Please give back the listing exactly as it reads.

Available records =
┏━━

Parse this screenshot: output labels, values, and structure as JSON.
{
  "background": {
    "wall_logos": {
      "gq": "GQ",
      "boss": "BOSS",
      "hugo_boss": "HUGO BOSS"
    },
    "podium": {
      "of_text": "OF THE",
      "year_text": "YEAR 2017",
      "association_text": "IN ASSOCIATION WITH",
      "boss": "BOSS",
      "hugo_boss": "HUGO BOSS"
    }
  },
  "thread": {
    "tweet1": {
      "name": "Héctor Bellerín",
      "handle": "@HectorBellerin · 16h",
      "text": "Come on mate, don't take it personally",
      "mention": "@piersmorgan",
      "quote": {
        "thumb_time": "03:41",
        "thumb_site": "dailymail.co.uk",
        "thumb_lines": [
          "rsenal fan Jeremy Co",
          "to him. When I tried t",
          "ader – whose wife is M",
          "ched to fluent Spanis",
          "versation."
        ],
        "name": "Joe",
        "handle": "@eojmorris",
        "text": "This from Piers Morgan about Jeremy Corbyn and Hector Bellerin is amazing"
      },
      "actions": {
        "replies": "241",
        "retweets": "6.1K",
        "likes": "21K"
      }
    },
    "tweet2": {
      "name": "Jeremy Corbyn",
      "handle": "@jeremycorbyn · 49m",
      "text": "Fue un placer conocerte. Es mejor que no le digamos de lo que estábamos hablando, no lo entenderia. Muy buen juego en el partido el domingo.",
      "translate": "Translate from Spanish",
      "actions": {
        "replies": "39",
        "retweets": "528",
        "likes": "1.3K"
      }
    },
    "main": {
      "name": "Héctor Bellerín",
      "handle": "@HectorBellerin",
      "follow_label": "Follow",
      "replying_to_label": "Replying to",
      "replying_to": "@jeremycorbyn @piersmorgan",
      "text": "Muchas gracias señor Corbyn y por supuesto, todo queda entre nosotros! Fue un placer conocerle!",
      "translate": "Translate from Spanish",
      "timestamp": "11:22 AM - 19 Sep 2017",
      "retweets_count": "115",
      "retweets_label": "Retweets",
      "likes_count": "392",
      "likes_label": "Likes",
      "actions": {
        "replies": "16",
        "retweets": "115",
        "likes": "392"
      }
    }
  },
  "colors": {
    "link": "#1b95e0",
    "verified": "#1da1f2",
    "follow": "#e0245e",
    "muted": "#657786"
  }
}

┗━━

Answer below =
Parse this screenshot: output labels, values, and structure as JSON.
{
  "background": {
    "wall_logos": {
      "gq": "GQ",
      "boss": "BOSS",
      "hugo_boss": "HUGO BOSS"
    },
    "podium": {
      "of_text": "OF THE",
      "year_text": "YEAR 2017",
      "association_text": "IN ASSOCIATION WITH",
      "boss": "BOSS",
      "hugo_boss": "HUGO BOSS"
    }
  },
  "thread": {
    "tweet1": {
      "name": "Héctor Bellerín",
      "handle": "@HectorBellerin · 16h",
      "text": "Come on mate, don't take it personally",
      "mention": "@piersmorgan",
      "quote": {
        "thumb_time": "03:41",
        "thumb_site": "dailymail.co.uk",
        "thumb_lines": [
          "rsenal fan Jeremy Co",
          "to him. When I tried t",
          "ader – whose wife is M",
          "ched to fluent Spanis",
          "versation."
        ],
        "name": "Joe",
        "handle": "@eojmorris",
        "text": "This from Piers Morgan about Jeremy Corbyn and Hector Bellerin is amazing"
      },
      "actions": {
        "replies": "241",
        "retweets": "6.1K",
        "likes": "21K"
      }
    },
    "tweet2": {
      "name": "Jeremy Corbyn",
      "handle": "@jeremycorbyn · 49m",
      "text": "Fue un placer conocerte. Es mejor que no le digamos de lo que estábamos hablando, no lo entenderia. Muy buen juego en el partido el domingo.",
      "translate": "Translate from Spanish",
      "actions": {
        "replies": "39",
        "retweets": "528",
        "likes": "1.3K"
      }
    },
    "main": {
      "name": "Héctor Bellerín",
      "handle": "@HectorBellerin",
      "follow_label": "Follow",
      "replying_to_label": "Replying to",
      "replying_to": "@jeremycorbyn @piersmorgan",
      "text": "Muchas gracias señor Corbyn y por supuesto, todo queda entre nosotros! Fue un placer conocerle!",
      "translate": "Translate from Spanish",
      "timestamp": "11:22 AM - 19 Sep 2017",
      "retweets_count": "115",
      "retweets_label": "Retweets",
      "likes_count": "392",
      "likes_label": "Likes",
      "actions": {
        "replies": "16",
        "retweets": "115",
        "likes": "392"
      }
    }
  },
  "colors": {
    "link": "#1b95e0",
    "verified": "#1da1f2",
    "follow": "#e0245e",
    "muted": "#657786"
  }
}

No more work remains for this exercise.